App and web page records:
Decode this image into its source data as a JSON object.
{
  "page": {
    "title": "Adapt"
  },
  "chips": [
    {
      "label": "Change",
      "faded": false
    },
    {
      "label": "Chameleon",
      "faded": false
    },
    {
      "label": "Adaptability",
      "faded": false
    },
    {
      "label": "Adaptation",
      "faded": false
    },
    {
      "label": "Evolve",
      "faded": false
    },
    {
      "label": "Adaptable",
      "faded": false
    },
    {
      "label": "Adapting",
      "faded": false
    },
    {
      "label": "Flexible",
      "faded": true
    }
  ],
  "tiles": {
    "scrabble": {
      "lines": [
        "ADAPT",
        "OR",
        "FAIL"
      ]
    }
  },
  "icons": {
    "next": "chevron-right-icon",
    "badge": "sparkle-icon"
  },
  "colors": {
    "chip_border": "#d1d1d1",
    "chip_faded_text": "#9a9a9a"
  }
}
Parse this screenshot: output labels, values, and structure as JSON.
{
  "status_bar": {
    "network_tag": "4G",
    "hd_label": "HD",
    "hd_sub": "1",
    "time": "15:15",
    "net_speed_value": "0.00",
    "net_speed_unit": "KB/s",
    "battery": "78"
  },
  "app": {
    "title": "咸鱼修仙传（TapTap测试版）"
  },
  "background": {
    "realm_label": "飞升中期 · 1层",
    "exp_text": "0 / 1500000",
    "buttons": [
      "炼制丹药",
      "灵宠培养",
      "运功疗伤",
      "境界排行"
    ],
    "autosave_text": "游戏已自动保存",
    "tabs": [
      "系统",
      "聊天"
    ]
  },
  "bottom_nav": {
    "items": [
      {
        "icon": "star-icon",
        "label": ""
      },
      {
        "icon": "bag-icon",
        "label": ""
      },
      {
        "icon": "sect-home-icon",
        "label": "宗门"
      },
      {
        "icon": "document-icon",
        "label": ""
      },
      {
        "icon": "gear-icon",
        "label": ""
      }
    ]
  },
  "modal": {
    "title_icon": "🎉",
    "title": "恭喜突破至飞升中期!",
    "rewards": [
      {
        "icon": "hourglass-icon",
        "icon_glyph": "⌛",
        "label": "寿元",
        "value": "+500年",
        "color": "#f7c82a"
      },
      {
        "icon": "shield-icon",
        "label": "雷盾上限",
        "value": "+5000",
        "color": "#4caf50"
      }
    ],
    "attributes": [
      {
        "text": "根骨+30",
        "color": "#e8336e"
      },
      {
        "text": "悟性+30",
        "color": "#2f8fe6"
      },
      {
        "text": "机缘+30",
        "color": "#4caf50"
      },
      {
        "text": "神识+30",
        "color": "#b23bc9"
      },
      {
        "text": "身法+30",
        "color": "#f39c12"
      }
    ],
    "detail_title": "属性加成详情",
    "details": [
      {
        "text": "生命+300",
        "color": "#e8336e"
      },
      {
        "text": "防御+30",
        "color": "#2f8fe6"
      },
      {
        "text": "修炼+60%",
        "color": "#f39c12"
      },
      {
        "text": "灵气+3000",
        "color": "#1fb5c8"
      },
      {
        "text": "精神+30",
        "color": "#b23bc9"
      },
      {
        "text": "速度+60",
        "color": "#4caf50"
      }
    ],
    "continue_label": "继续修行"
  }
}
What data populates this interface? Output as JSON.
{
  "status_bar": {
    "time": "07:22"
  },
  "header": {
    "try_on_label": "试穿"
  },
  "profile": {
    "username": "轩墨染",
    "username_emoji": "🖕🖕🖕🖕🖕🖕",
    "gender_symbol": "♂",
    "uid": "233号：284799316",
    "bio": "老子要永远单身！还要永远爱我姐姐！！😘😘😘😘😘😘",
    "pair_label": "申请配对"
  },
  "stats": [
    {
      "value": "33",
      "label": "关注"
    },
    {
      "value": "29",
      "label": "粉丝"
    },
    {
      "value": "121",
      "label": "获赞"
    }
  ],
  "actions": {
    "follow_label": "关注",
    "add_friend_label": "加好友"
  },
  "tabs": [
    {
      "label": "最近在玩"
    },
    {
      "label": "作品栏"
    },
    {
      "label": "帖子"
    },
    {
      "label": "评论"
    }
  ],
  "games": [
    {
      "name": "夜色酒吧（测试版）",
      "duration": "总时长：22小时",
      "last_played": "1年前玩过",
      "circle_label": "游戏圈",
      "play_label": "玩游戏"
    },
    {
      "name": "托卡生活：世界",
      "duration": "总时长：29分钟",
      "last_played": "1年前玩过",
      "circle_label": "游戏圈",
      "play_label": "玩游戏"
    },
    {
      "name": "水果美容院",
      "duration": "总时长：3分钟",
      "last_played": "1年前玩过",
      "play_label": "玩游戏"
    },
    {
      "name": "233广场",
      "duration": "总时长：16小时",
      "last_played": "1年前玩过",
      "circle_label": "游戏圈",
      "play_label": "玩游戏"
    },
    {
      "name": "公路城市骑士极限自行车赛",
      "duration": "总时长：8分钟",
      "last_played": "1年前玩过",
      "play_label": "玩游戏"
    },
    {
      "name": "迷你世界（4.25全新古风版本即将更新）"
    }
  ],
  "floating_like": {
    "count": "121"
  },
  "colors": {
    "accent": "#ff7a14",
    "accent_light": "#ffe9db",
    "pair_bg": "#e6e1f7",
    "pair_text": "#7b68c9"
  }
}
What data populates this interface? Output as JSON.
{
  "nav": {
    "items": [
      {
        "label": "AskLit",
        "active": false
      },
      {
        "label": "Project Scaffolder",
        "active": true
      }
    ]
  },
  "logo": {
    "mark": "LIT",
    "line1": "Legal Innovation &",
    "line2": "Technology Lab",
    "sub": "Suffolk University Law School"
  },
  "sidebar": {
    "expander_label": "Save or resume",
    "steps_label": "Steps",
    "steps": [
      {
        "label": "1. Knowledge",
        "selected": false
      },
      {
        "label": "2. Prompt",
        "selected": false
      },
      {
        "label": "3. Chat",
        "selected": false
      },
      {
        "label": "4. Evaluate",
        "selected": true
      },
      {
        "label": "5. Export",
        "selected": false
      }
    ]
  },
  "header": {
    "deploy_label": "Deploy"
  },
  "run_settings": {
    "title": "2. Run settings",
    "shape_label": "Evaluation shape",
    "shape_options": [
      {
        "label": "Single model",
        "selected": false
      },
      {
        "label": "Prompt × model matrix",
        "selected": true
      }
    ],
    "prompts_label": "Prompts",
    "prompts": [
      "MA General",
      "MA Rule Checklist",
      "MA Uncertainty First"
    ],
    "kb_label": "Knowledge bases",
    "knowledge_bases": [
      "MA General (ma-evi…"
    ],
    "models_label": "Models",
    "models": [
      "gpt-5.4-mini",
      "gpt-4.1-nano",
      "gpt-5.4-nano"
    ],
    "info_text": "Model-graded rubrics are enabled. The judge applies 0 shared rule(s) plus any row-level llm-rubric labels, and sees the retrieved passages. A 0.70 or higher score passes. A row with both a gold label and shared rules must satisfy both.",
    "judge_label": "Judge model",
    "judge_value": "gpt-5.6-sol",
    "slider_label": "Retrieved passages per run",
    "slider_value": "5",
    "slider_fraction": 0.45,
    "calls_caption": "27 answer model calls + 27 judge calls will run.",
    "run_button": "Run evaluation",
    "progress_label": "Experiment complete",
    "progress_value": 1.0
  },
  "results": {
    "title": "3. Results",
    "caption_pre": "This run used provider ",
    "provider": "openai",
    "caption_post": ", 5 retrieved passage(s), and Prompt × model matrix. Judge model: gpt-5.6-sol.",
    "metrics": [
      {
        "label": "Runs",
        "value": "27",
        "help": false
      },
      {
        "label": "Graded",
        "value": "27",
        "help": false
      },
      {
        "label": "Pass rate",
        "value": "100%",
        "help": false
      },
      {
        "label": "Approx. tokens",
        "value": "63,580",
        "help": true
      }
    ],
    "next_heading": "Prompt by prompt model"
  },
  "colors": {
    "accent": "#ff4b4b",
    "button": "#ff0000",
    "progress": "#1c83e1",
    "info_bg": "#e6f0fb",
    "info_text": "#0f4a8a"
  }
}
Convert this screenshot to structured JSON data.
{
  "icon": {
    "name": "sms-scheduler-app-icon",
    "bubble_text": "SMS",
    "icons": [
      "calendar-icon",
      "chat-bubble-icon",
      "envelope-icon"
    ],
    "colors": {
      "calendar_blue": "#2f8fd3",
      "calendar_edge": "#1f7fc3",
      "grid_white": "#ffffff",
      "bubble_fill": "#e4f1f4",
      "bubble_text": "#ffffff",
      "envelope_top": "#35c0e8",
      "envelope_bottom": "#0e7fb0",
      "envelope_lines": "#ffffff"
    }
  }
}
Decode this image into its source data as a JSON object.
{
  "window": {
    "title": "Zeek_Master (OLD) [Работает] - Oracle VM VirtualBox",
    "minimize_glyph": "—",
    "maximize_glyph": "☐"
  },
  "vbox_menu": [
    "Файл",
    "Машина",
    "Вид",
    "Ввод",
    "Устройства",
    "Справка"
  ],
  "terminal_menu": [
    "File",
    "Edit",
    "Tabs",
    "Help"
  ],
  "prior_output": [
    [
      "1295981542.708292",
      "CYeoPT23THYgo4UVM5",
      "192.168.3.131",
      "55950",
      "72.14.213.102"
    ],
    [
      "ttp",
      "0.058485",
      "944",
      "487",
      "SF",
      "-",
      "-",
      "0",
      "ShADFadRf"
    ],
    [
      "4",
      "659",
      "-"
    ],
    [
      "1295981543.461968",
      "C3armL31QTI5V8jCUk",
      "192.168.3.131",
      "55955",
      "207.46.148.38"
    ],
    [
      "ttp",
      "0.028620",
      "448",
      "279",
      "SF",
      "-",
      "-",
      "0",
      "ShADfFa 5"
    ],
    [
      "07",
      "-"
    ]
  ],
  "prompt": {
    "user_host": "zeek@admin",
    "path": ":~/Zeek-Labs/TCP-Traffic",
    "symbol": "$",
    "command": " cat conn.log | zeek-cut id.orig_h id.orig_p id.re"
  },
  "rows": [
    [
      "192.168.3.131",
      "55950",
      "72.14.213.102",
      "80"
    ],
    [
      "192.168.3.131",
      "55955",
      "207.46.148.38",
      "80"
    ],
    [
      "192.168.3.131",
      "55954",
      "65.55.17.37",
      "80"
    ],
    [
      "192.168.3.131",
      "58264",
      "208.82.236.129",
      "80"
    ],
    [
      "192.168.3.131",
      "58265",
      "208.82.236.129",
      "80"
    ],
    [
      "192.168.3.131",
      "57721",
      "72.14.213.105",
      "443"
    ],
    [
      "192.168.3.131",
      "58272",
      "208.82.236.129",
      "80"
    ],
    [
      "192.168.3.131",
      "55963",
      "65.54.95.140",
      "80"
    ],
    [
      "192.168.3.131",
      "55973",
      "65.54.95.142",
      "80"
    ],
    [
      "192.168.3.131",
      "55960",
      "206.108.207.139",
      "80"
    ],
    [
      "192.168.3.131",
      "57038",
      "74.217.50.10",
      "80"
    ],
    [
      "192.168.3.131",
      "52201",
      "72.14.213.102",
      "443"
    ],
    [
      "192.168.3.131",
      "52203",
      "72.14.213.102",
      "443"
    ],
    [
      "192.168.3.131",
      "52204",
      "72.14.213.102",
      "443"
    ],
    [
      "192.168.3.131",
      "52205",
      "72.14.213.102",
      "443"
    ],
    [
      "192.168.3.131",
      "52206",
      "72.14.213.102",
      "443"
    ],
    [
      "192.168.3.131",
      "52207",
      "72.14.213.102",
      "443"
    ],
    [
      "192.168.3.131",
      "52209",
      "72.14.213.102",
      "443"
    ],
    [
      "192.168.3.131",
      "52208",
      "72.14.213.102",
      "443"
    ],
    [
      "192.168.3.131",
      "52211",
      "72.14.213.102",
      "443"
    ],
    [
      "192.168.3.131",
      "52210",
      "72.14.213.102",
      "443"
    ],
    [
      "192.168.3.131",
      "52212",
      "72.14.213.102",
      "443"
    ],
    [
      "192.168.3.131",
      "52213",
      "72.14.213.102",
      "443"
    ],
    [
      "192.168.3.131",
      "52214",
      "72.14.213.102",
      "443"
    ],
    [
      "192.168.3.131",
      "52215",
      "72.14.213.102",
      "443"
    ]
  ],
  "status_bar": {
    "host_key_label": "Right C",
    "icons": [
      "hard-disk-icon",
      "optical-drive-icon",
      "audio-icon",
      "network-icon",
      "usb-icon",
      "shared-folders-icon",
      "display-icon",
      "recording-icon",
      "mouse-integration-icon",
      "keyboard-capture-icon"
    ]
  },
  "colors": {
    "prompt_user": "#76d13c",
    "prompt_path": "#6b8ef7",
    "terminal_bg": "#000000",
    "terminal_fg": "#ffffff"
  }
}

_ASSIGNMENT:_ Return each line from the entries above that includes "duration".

_RESULT FOR THIS TASK:_
      "duration": "总时长：22小时",
      "duration": "总时长：29分钟",
      "duration": "总时长：3分钟",
      "duration": "总时长：16小时",
      "duration": "总时长：8分钟",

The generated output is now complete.